How long did the Oregon Trail start and end?

The Oregon Trail was a roughly 2,000-mile route from Independence, Missouri, to Oregon City, Oregon, which was used by hundreds of thousands of American pioneers in the mid-1800s to emigrate west.

How long did the Oregon Trail start and end?

The Oregon Trail was a roughly 2,000-mile route from Independence, Missouri, to Oregon City, Oregon, which was used by hundreds of thousands of American pioneers in the mid-1800s to emigrate west.

Where did the Oregon Trail start and end?

The Oregon Trail was the most popular way to get to Oregon Country from about 1843 through the 1870s. The trail started in Missouri and covered 2,000 miles before ending in Oregon City.

What was the starting point of the Oregon Trail?

Independence, Missouri
While the first few parties organized and departed from Elm Grove, the Oregon Trail’s primary starting point was Independence, Missouri, or Kansas City (Missouri), on the Missouri River.

What was the end point of the Oregon Trail?

Oregon CityOregon Trail / EndOregon City is the county seat of Clackamas County, Oregon, United States, located on the Willamette River near the southern limits of the Portland metropolitan area.
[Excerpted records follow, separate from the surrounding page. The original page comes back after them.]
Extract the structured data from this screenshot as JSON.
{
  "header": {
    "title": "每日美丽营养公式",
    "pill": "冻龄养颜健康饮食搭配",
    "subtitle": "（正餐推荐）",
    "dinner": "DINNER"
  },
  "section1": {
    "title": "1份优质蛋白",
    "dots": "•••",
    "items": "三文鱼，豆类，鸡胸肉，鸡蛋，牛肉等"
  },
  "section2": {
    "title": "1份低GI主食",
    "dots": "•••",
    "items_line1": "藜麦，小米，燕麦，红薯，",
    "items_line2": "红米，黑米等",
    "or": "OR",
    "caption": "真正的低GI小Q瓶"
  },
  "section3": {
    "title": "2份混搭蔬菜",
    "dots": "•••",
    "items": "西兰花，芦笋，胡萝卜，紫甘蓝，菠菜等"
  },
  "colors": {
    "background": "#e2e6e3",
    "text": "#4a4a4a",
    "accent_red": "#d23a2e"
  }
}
As of the 2020 census, the city population was 37,572. Wikipedia

How many years did the Oregon Trail last?

From the early to mid-1830s (and particularly through the years 1846–1869) the Oregon Trail and its many offshoots were used by about 400,000 settlers, farmers, miners, ranchers, and business owners and their families.
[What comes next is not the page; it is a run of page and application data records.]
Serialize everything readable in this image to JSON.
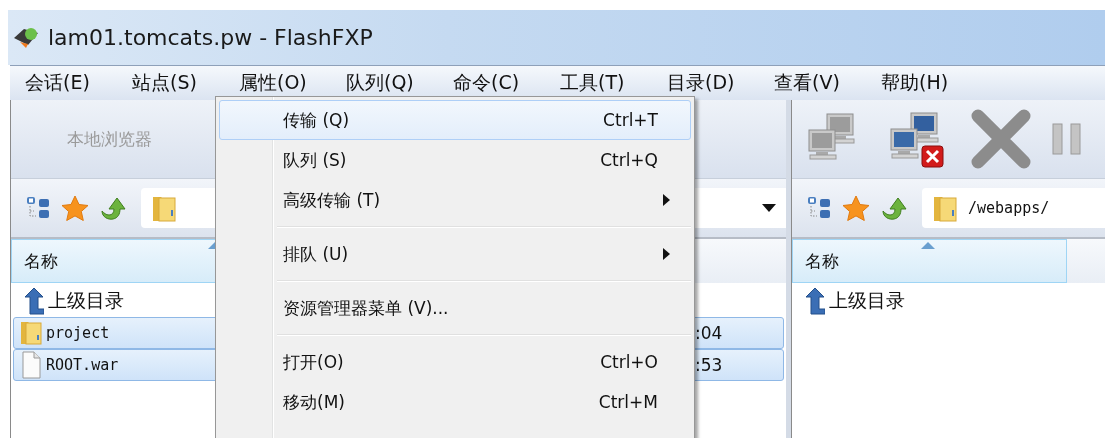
{
  "window": {
    "title": "lam01.tomcats.pw - FlashFXP"
  },
  "menu_bar": [
    "会话(E)",
    "站点(S)",
    "属性(O)",
    "队列(Q)",
    "命令(C)",
    "工具(T)",
    "目录(D)",
    "查看(V)",
    "帮助(H)"
  ],
  "left_pane": {
    "browser_button": {
      "label": "本地浏览器",
      "disabled": true
    },
    "columns": [
      "名称"
    ],
    "rows": [
      {
        "kind": "parent",
        "name": "上级目录",
        "selected": false
      },
      {
        "kind": "folder",
        "name": "project",
        "column_2": ":04",
        "selected": true
      },
      {
        "kind": "file",
        "name": "ROOT.war",
        "column_2": ":53",
        "selected": true
      }
    ]
  },
  "right_pane": {
    "path": "/webapps/",
    "columns": [
      "名称"
    ],
    "rows": [
      {
        "kind": "parent",
        "name": "上级目录",
        "selected": false
      }
    ]
  },
  "context_menu": {
    "items": [
      {
        "kind": "item",
        "label": "传输 (Q)",
        "shortcut": "Ctrl+T",
        "submenu": false,
        "selected": true
      },
      {
        "kind": "item",
        "label": "队列 (S)",
        "shortcut": "Ctrl+Q",
        "submenu": false,
        "selected": false
      },
      {
        "kind": "item",
        "label": "高级传输 (T)",
        "submenu": true,
        "selected": false
      },
      {
        "kind": "separator"
      },
      {
        "kind": "item",
        "label": "排队 (U)",
        "submenu": true,
        "selected": false
      },
      {
        "kind": "separator"
      },
      {
        "kind": "item",
        "label": "资源管理器菜单 (V)...",
        "submenu": false,
        "selected": false
      },
      {
        "kind": "separator"
      },
      {
        "kind": "item",
        "label": "打开(O)",
        "shortcut": "Ctrl+O",
        "submenu": false,
        "selected": false
      },
      {
        "kind": "item",
        "label": "移动(M)",
        "shortcut": "Ctrl+M",
        "submenu": false,
        "selected": false
      }
    ]
  }
}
Does Oregon Trail still exist?

But even devoted players of the classic computer game, which turned 45 this year, may not know that relics of the trail itself are still carved into the landscapes of the United States. The trail itself—all 2,170 miles of it—was braved by more than 400,000 people between 1840 and 1880.

When did Oregon Trail end?
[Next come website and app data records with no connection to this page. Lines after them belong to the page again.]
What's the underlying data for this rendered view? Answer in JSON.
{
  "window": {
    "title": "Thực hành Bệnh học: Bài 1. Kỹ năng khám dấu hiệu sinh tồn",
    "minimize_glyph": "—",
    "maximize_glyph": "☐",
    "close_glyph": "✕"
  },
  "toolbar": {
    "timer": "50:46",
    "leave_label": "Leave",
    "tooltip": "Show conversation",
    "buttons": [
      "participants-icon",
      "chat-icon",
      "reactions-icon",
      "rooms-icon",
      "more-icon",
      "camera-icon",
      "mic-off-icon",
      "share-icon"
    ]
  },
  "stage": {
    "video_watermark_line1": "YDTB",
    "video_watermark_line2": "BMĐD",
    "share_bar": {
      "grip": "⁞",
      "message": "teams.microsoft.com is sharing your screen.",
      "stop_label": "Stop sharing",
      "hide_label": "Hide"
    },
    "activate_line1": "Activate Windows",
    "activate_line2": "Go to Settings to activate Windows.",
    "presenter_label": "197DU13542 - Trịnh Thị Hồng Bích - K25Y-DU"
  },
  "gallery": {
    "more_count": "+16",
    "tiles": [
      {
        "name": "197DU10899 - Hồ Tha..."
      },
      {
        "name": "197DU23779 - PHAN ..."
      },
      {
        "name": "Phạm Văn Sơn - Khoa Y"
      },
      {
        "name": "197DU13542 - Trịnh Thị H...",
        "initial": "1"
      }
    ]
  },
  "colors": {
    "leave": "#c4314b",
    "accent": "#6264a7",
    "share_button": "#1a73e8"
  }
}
Can you still hike the Oregon Trail?

In some places, the historic trail is a current modern-day hiking trail. In others, it could be a modern-day asphalt road. Experiences vary, so please check with individual locations for more details.

Does the Oregon Trail still exist?

Can you hike the entire Oregon Trail?

The Trail is not a clearly marked nor continuous hiking trail. Instead it is a corridor that passes through different states and land ownership. Visitors can follow segments of the original trail on public lands and approximate other sections by following the trail’s Auto Tour Routes.

Can you walk the whole Oregon Trail?

That’s right, you too can walk the Oregon Trail. Several long segments of trail exist that can be backpacked or day-hiked, and there are dozens of short hikes around historic attractions and interpretive centers.

Where does the Oregon Trail begin and end?

The established route of the oregon trail begins in independence, missouri, and ends in oregon city. Along the way, it traverses the states of kansas, nebraska, wyoming and idaho, as well as briefly dipping into washington as it follows the columbia river along the oregon state line. Well, that depends on how you look at it.

Was the Oregon Trail a real trail?

Yes, the very challenges that make the original game a touchstone of 1980s and ’90s childhood also made the historic Oregon Trail an epic real-life story touching generations in the West. To pioneers, the Oregon Trail — which commemorates its 175th anniversary in 2018 — presented dreamy opportunities for a new life.

Where did Oregon Trail begin and end?

Where did the Oregon Trail begin and end? Well, that depends on how you look at it. Officially, according to an act of Congress, it begins in Independence, Missouri, and ends in Oregon City, Oregon. To the settlers, though, the trail to the Oregon Country was a five-month trip from their old home in the East to their new home in the West.

What are some places to stop on the Oregon Trail?

Missionaries Blaze the Oregon Trail. By the 1840s,the Manifest Destiny had Americans in the East eager to expand their horizons.

  • Marcus Whitman.
  • Great Emigration of 1843.
  • Cayuse War.
  • Life on the Oregon Trail.
  • Oregon Trail Route.
  • Independence Rock.
  • Dangers on the Oregon Trail.
  • The End of the Oregon Trail.
  • Sources.